|International Classification||H03M1/68, H03J7/28, H03M1/00|
|Jul 28, 1983||AS||Assignment|
Owner name: RCA CORPORATION; A CORP OF DE.
Free format text: ASSIGNMENT OF ASSIGNORS INTEREST.;ASSIGNOR:WINE, CHARLES M.;REEL/FRAME:004158/0594
Effective date: 19830726
|Apr 14, 1988||AS||Assignment|
Owner name: RCA LICENSING CORPORATION, TWO INDEPENDENCE WAY, P
Free format text: ASSIGNMENT OF ASSIGNORS INTEREST.;ASSIGNOR:RCA CORPORATION, A CORP. OF DE;REEL/FRAME:004993/0131
Effective date: 19871208
|Oct 27, 1989||FPAY||Fee payment|
Year of fee payment: 4
|Oct 28, 1993||FPAY||Fee payment|
Year of fee payment: 8
|Feb 14, 1998||REMI||Maintenance fee reminder mailed|
|Jun 14, 1998||LAPS||Lapse for failure to pay maintenance fees|

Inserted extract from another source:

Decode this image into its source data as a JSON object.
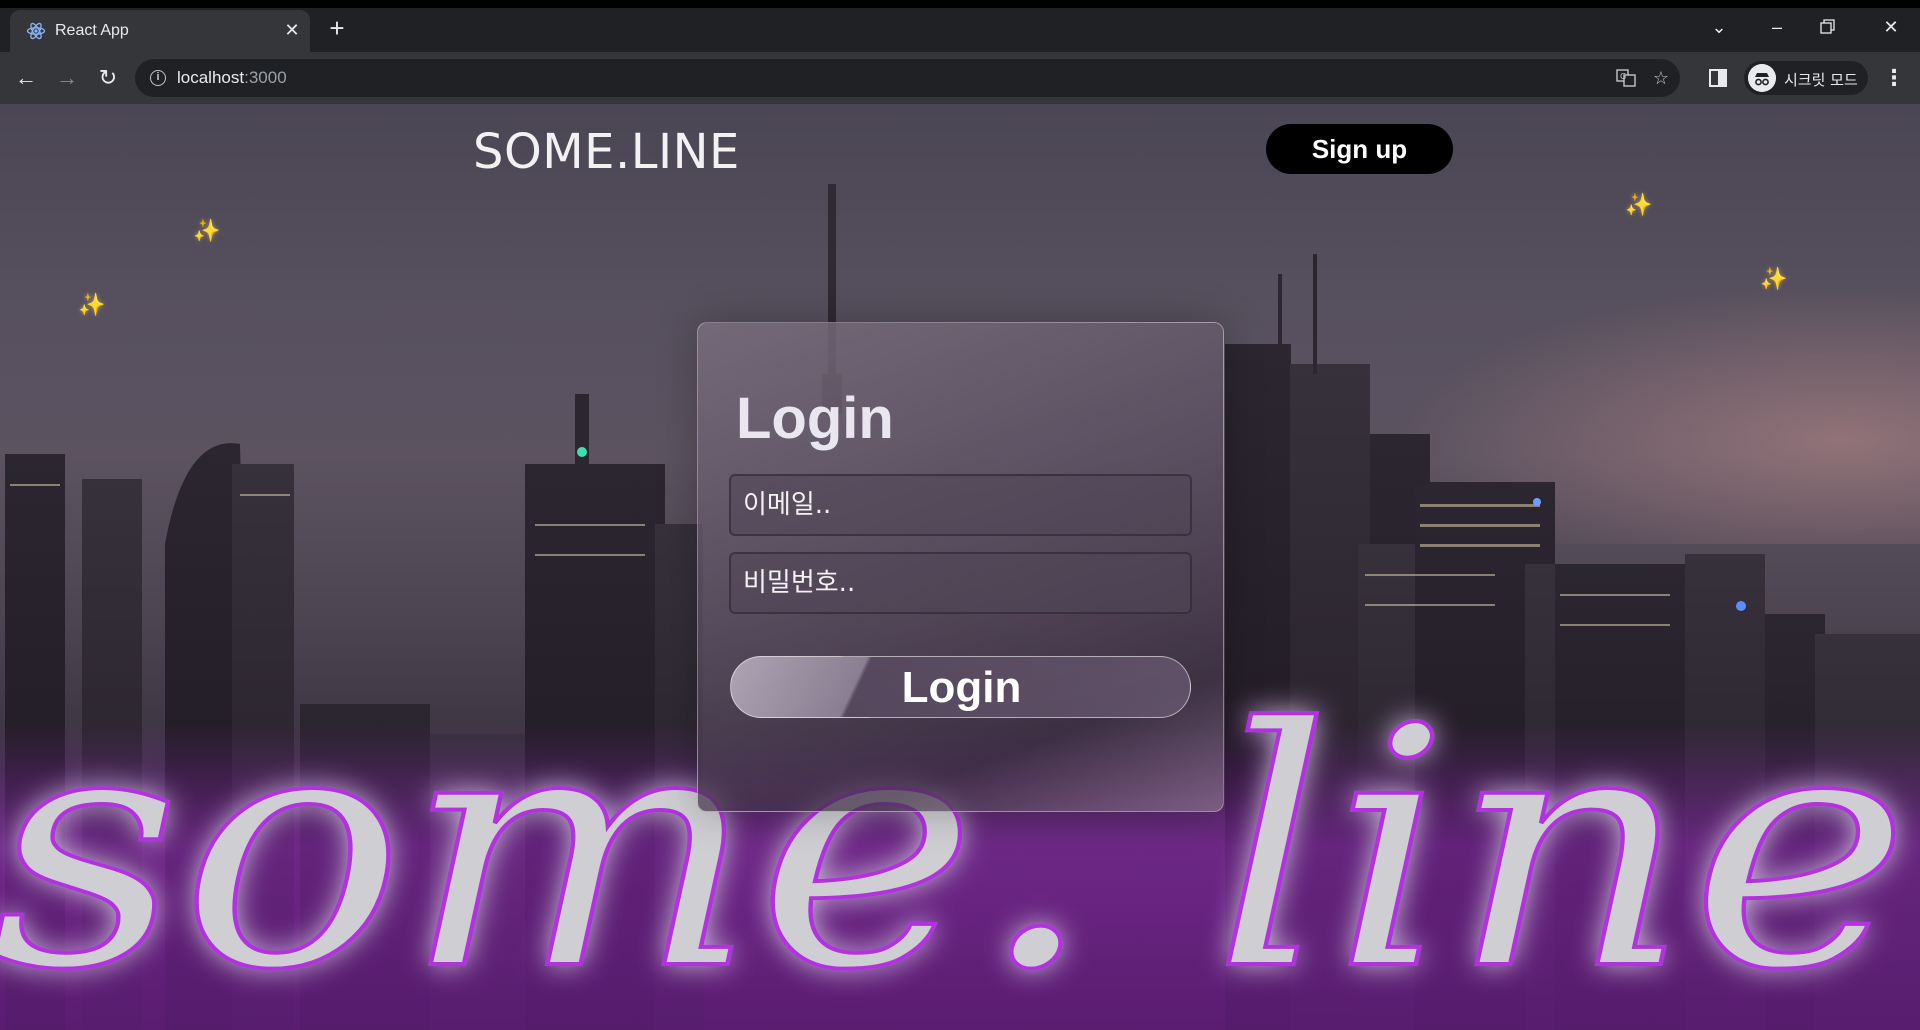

|Aug 25, 1998||FP||Expired due to failure to pay maintenance fee|
Effective date: 19980617